### Source data ###
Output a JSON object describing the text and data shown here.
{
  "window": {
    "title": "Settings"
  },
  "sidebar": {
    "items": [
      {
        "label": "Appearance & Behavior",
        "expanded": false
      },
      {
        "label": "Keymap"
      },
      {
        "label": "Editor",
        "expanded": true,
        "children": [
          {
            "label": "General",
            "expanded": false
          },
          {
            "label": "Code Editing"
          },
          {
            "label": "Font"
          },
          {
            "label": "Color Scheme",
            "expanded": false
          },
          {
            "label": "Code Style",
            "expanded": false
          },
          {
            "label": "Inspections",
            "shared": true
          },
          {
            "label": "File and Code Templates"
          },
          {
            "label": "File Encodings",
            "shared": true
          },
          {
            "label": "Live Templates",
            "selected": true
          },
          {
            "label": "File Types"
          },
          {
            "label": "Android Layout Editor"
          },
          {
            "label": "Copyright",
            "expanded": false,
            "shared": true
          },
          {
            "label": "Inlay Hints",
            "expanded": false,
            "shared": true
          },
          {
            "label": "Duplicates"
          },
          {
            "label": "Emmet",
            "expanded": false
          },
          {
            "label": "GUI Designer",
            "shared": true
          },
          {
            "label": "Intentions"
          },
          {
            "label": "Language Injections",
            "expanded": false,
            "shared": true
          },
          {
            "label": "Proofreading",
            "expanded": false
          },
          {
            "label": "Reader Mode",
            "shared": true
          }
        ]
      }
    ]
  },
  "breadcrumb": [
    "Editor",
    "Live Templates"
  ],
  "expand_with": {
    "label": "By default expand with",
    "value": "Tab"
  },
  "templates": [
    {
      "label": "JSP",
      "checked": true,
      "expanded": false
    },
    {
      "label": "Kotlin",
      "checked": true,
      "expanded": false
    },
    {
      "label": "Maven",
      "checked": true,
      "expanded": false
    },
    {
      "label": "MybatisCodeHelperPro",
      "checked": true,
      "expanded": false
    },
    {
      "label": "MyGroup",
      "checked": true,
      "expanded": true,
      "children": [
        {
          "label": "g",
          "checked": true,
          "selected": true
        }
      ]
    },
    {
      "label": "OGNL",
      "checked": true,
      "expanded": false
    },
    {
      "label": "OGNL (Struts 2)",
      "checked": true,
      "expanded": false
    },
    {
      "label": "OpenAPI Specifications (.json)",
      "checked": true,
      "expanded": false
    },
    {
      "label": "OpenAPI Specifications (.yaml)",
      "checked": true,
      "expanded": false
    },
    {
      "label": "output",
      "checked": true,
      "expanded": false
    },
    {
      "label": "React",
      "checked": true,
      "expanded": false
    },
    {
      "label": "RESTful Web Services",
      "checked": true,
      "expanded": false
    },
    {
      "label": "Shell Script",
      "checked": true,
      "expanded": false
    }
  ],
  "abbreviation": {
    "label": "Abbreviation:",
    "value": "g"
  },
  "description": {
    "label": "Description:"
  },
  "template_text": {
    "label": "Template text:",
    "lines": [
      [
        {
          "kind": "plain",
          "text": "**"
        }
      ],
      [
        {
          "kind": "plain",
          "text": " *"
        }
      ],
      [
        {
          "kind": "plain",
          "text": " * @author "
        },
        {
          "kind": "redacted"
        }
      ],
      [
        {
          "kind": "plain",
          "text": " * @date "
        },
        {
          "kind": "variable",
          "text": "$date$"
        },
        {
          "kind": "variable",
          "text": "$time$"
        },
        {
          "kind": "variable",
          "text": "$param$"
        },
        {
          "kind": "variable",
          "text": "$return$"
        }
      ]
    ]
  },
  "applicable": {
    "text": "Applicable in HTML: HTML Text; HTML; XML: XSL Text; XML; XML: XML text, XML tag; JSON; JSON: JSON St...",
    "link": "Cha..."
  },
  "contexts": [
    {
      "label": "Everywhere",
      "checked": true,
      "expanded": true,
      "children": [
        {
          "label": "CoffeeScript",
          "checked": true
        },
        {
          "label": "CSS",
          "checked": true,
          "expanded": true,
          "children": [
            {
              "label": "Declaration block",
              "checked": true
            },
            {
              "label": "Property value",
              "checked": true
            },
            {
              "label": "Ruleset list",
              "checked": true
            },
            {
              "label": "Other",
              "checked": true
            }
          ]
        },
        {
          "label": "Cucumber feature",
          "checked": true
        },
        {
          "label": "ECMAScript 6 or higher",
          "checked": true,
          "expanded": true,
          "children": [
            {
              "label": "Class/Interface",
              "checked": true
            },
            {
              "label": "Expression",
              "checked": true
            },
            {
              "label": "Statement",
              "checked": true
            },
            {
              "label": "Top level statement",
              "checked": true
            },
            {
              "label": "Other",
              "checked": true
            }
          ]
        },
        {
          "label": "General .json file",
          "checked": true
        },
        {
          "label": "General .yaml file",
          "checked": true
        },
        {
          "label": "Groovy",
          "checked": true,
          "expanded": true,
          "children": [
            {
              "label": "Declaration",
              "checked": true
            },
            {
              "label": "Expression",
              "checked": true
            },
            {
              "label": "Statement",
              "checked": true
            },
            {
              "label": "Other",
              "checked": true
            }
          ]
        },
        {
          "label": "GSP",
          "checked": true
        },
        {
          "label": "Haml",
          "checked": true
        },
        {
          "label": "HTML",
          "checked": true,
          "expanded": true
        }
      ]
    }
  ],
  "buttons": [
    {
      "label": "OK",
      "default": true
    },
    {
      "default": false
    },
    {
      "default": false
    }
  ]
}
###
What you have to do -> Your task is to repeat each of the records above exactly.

Completed task ->
Output a JSON object describing the text and data shown here.
{
  "window": {
    "title": "Settings"
  },
  "sidebar": {
    "items": [
      {
        "label": "Appearance & Behavior",
        "expanded": false
      },
      {
        "label": "Keymap"
      },
      {
        "label": "Editor",
        "expanded": true,
        "children": [
          {
            "label": "General",
            "expanded": false
          },
          {
            "label": "Code Editing"
          },
          {
            "label": "Font"
          },
          {
            "label": "Color Scheme",
            "expanded": false
          },
          {
            "label": "Code Style",
            "expanded": false
          },
          {
            "label": "Inspections",
            "shared": true
          },
          {
            "label": "File and Code Templates"
          },
          {
            "label": "File Encodings",
            "shared": true
          },
          {
            "label": "Live Templates",
            "selected": true
          },
          {
            "label": "File Types"
          },
          {
            "label": "Android Layout Editor"
          },
          {
            "label": "Copyright",
            "expanded": false,
            "shared": true
          },
          {
            "label": "Inlay Hints",
            "expanded": false,
            "shared": true
          },
          {
            "label": "Duplicates"
          },
          {
            "label": "Emmet",
            "expanded": false
          },
          {
            "label": "GUI Designer",
            "shared": true
          },
          {
            "label": "Intentions"
          },
          {
            "label": "Language Injections",
            "expanded": false,
            "shared": true
          },
          {
            "label": "Proofreading",
            "expanded": false
          },
          {
            "label": "Reader Mode",
            "shared": true
          }
        ]
      }
    ]
  },
  "breadcrumb": [
    "Editor",
    "Live Templates"
  ],
  "expand_with": {
    "label": "By default expand with",
    "value": "Tab"
  },
  "templates": [
    {
      "label": "JSP",
      "checked": true,
      "expanded": false
    },
    {
      "label": "Kotlin",
      "checked": true,
      "expanded": false
    },
    {
      "label": "Maven",
      "checked": true,
      "expanded": false
    },
    {
      "label": "MybatisCodeHelperPro",
      "checked": true,
      "expanded": false
    },
    {
      "label": "MyGroup",
      "checked": true,
      "expanded": true,
      "children": [
        {
          "label": "g",
          "checked": true,
          "selected": true
        }
      ]
    },
    {
      "label": "OGNL",
      "checked": true,
      "expanded": false
    },
    {
      "label": "OGNL (Struts 2)",
      "checked": true,
      "expanded": false
    },
    {
      "label": "OpenAPI Specifications (.json)",
      "checked": true,
      "expanded": false
    },
    {
      "label": "OpenAPI Specifications (.yaml)",
      "checked": true,
      "expanded": false
    },
    {
      "label": "output",
      "checked": true,
      "expanded": false
    },
    {
      "label": "React",
      "checked": true,
      "expanded": false
    },
    {
      "label": "RESTful Web Services",
      "checked": true,
      "expanded": false
    },
    {
      "label": "Shell Script",
      "checked": true,
      "expanded": false
    }
  ],
  "abbreviation": {
    "label": "Abbreviation:",
    "value": "g"
  },
  "description": {
    "label": "Description:"
  },
  "template_text": {
    "label": "Template text:",
    "lines": [
      [
        {
          "kind": "plain",
          "text": "**"
        }
      ],
      [
        {
          "kind": "plain",
          "text": " *"
        }
      ],
      [
        {
          "kind": "plain",
          "text": " * @author "
        },
        {
          "kind": "redacted"
        }
      ],
      [
        {
          "kind": "plain",
          "text": " * @date "
        },
        {
          "kind": "variable",
          "text": "$date$"
        },
        {
          "kind": "variable",
          "text": "$time$"
        },
        {
          "kind": "variable",
          "text": "$param$"
        },
        {
          "kind": "variable",
          "text": "$return$"
        }
      ]
    ]
  },
  "applicable": {
    "text": "Applicable in HTML: HTML Text; HTML; XML: XSL Text; XML; XML: XML text, XML tag; JSON; JSON: JSON St...",
    "link": "Cha..."
  },
  "contexts": [
    {
      "label": "Everywhere",
      "checked": true,
      "expanded": true,
      "children": [
        {
          "label": "CoffeeScript",
          "checked": true
        },
        {
          "label": "CSS",
          "checked": true,
          "expanded": true,
          "children": [
            {
              "label": "Declaration block",
              "checked": true
            },
            {
              "label": "Property value",
              "checked": true
            },
            {
              "label": "Ruleset list",
              "checked": true
            },
            {
              "label": "Other",
              "checked": true
            }
          ]
        },
        {
          "label": "Cucumber feature",
          "checked": true
        },
        {
          "label": "ECMAScript 6 or higher",
          "checked": true,
          "expanded": true,
          "children": [
            {
              "label": "Class/Interface",
              "checked": true
            },
            {
              "label": "Expression",
              "checked": true
            },
            {
              "label": "Statement",
              "checked": true
            },
            {
              "label": "Top level statement",
              "checked": true
            },
            {
              "label": "Other",
              "checked": true
            }
          ]
        },
        {
          "label": "General .json file",
          "checked": true
        },
        {
          "label": "General .yaml file",
          "checked": true
        },
        {
          "label": "Groovy",
          "checked": true,
          "expanded": true,
          "children": [
            {
              "label": "Declaration",
              "checked": true
            },
            {
              "label": "Expression",
              "checked": true
            },
            {
              "label": "Statement",
              "checked": true
            },
            {
              "label": "Other",
              "checked": true
            }
          ]
        },
        {
          "label": "GSP",
          "checked": true
        },
        {
          "label": "Haml",
          "checked": true
        },
        {
          "label": "HTML",
          "checked": true,
          "expanded": true
        }
      ]
    }
  ],
  "buttons": [
    {
      "label": "OK",
      "default": true
    },
    {
      "default": false
    },
    {
      "default": false
    }
  ]
}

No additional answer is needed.